### Data in this exercise
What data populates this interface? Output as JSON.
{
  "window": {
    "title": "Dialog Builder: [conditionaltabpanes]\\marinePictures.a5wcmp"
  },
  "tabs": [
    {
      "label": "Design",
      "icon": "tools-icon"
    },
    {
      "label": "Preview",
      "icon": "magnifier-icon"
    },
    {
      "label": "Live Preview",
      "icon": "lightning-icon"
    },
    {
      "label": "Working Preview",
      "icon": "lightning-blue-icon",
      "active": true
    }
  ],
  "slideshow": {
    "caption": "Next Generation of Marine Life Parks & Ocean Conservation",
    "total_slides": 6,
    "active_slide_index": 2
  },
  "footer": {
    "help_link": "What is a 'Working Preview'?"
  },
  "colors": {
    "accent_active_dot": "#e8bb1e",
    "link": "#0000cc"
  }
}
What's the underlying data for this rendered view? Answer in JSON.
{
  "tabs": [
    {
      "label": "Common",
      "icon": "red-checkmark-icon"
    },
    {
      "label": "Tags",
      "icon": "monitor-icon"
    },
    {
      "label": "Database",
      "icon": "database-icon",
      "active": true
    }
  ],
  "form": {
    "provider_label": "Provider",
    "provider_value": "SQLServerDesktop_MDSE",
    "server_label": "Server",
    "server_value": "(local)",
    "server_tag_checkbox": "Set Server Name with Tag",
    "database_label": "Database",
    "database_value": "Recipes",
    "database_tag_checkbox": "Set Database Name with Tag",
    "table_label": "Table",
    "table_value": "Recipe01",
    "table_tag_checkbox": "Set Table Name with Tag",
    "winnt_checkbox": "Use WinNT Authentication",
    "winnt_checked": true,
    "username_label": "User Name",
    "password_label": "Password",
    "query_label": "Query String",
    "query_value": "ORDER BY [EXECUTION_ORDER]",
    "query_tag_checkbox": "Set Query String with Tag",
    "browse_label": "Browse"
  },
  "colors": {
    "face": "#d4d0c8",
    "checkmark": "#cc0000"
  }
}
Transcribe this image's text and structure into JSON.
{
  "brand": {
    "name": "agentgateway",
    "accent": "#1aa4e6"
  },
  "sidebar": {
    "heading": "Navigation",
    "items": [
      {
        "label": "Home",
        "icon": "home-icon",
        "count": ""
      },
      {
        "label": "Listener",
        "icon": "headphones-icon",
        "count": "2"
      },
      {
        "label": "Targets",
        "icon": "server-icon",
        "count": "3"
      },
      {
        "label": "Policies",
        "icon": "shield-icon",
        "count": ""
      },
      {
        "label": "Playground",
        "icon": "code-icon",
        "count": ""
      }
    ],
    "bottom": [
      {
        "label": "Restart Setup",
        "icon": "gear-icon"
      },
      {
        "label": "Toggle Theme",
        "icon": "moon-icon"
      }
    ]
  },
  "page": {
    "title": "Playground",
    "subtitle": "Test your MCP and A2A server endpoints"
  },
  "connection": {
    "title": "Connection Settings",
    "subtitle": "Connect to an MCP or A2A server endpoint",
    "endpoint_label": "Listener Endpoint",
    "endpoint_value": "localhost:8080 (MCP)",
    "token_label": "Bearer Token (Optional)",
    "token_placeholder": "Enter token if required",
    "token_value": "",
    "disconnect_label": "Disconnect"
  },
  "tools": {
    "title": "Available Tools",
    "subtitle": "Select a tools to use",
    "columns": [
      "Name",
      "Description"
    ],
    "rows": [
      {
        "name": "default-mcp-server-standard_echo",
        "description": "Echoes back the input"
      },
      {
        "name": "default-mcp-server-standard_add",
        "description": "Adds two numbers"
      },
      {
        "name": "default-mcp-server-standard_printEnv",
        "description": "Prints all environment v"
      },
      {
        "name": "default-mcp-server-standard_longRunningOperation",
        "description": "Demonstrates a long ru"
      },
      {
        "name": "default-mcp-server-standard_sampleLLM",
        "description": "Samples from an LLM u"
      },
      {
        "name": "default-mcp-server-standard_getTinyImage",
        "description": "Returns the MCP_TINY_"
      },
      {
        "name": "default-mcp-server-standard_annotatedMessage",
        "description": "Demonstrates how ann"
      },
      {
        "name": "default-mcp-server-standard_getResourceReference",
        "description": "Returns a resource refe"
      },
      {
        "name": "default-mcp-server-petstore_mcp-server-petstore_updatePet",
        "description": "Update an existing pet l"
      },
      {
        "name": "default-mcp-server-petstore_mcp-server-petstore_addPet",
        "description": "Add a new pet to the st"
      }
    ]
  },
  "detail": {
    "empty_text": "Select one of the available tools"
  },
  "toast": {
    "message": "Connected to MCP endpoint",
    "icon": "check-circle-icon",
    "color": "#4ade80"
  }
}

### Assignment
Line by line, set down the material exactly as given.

### Response to the task
What data populates this interface? Output as JSON.
{
  "window": {
    "title": "Dialog Builder: [conditionaltabpanes]\\marinePictures.a5wcmp"
  },
  "tabs": [
    {
      "label": "Design",
      "icon": "tools-icon"
    },
    {
      "label": "Preview",
      "icon": "magnifier-icon"
    },
    {
      "label": "Live Preview",
      "icon": "lightning-icon"
    },
    {
      "label": "Working Preview",
      "icon": "lightning-blue-icon",
      "active": true
    }
  ],
  "slideshow": {
    "caption": "Next Generation of Marine Life Parks & Ocean Conservation",
    "total_slides": 6,
    "active_slide_index": 2
  },
  "footer": {
    "help_link": "What is a 'Working Preview'?"
  },
  "colors": {
    "accent_active_dot": "#e8bb1e",
    "link": "#0000cc"
  }
}
What's the underlying data for this rendered view? Answer in JSON.
{
  "tabs": [
    {
      "label": "Common",
      "icon": "red-checkmark-icon"
    },
    {
      "label": "Tags",
      "icon": "monitor-icon"
    },
    {
      "label": "Database",
      "icon": "database-icon",
      "active": true
    }
  ],
  "form": {
    "provider_label": "Provider",
    "provider_value": "SQLServerDesktop_MDSE",
    "server_label": "Server",
    "server_value": "(local)",
    "server_tag_checkbox": "Set Server Name with Tag",
    "database_label": "Database",
    "database_value": "Recipes",
    "database_tag_checkbox": "Set Database Name with Tag",
    "table_label": "Table",
    "table_value": "Recipe01",
    "table_tag_checkbox": "Set Table Name with Tag",
    "winnt_checkbox": "Use WinNT Authentication",
    "winnt_checked": true,
    "username_label": "User Name",
    "password_label": "Password",
    "query_label": "Query String",
    "query_value": "ORDER BY [EXECUTION_ORDER]",
    "query_tag_checkbox": "Set Query String with Tag",
    "browse_label": "Browse"
  },
  "colors": {
    "face": "#d4d0c8",
    "checkmark": "#cc0000"
  }
}
Transcribe this image's text and structure into JSON.
{
  "brand": {
    "name": "agentgateway",
    "accent": "#1aa4e6"
  },
  "sidebar": {
    "heading": "Navigation",
    "items": [
      {
        "label": "Home",
        "icon": "home-icon",
        "count": ""
      },
      {
        "label": "Listener",
        "icon": "headphones-icon",
        "count": "2"
      },
      {
        "label": "Targets",
        "icon": "server-icon",
        "count": "3"
      },
      {
        "label": "Policies",
        "icon": "shield-icon",
        "count": ""
      },
      {
        "label": "Playground",
        "icon": "code-icon",
        "count": ""
      }
    ],
    "bottom": [
      {
        "label": "Restart Setup",
        "icon": "gear-icon"
      },
      {
        "label": "Toggle Theme",
        "icon": "moon-icon"
      }
    ]
  },
  "page": {
    "title": "Playground",
    "subtitle": "Test your MCP and A2A server endpoints"
  },
  "connection": {
    "title": "Connection Settings",
    "subtitle": "Connect to an MCP or A2A server endpoint",
    "endpoint_label": "Listener Endpoint",
    "endpoint_value": "localhost:8080 (MCP)",
    "token_label": "Bearer Token (Optional)",
    "token_placeholder": "Enter token if required",
    "token_value": "",
    "disconnect_label": "Disconnect"
  },
  "tools": {
    "title": "Available Tools",
    "subtitle": "Select a tools to use",
    "columns": [
      "Name",
      "Description"
    ],
    "rows": [
      {
        "name": "default-mcp-server-standard_echo",
        "description": "Echoes back the input"
      },
      {
        "name": "default-mcp-server-standard_add",
        "description": "Adds two numbers"
      },
      {
        "name": "default-mcp-server-standard_printEnv",
        "description": "Prints all environment v"
      },
      {
        "name": "default-mcp-server-standard_longRunningOperation",
        "description": "Demonstrates a long ru"
      },
      {
        "name": "default-mcp-server-standard_sampleLLM",
        "description": "Samples from an LLM u"
      },
      {
        "name": "default-mcp-server-standard_getTinyImage",
        "description": "Returns the MCP_TINY_"
      },
      {
        "name": "default-mcp-server-standard_annotatedMessage",
        "description": "Demonstrates how ann"
      },
      {
        "name": "default-mcp-server-standard_getResourceReference",
        "description": "Returns a resource refe"
      },
      {
        "name": "default-mcp-server-petstore_mcp-server-petstore_updatePet",
        "description": "Update an existing pet l"
      },
      {
        "name": "default-mcp-server-petstore_mcp-server-petstore_addPet",
        "description": "Add a new pet to the st"
      }
    ]
  },
  "detail": {
    "empty_text": "Select one of the available tools"
  },
  "toast": {
    "message": "Connected to MCP endpoint",
    "icon": "check-circle-icon",
    "color": "#4ade80"
  }
}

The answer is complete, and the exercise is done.